_WHAT THE TASK REQUIRES_: Every line holding the word "active" should be copied from the material.
── EXERCISE DATA
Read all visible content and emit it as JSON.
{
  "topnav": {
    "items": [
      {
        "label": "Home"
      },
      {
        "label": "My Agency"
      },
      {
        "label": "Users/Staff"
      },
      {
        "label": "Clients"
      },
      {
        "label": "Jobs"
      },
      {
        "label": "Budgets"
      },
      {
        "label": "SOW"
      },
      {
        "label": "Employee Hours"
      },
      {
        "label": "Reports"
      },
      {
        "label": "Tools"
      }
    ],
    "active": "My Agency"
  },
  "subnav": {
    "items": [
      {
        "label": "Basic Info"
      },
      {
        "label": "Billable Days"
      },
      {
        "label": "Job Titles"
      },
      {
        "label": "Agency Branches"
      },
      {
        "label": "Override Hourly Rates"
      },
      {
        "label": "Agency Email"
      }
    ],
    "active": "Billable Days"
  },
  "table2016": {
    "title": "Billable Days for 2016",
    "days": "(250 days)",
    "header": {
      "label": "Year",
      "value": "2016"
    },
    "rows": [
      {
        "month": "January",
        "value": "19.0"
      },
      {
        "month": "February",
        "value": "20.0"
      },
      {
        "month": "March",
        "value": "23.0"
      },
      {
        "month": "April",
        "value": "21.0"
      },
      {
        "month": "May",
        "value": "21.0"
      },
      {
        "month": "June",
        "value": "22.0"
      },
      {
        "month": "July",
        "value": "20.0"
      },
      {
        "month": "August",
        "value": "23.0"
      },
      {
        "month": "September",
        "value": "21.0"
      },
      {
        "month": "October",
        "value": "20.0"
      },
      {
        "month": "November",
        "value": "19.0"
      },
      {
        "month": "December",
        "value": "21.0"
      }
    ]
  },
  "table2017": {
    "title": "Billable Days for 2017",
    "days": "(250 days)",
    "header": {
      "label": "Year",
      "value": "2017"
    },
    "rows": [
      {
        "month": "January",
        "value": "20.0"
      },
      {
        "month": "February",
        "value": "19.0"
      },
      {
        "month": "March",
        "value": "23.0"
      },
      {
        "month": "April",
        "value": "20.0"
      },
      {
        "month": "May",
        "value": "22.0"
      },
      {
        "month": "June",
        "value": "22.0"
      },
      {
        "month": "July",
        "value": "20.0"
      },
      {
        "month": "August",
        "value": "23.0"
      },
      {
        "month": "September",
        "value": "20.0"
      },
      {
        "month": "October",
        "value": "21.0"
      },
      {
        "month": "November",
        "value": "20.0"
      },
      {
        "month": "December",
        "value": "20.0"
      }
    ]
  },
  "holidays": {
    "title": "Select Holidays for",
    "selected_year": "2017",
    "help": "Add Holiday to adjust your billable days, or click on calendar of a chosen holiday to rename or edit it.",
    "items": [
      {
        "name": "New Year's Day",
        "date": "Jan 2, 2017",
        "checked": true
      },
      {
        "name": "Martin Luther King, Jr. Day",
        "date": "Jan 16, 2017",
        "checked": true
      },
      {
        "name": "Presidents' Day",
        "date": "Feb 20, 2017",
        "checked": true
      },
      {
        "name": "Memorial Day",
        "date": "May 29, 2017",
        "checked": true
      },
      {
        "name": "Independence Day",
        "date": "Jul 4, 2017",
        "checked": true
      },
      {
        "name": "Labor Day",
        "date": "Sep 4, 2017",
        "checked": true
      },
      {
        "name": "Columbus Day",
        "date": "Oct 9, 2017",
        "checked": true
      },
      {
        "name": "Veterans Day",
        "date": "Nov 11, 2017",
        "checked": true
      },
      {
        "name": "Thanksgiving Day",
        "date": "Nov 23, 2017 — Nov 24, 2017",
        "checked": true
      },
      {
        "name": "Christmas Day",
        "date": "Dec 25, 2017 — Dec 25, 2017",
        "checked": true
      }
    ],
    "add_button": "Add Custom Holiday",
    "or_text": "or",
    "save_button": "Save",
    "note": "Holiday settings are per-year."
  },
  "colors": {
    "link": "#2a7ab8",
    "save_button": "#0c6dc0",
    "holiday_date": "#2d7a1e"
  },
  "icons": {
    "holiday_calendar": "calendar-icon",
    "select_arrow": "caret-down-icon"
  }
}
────
_RESULT OF THE TASK_:
    "active": "My Agency"
    "active": "Billable Days"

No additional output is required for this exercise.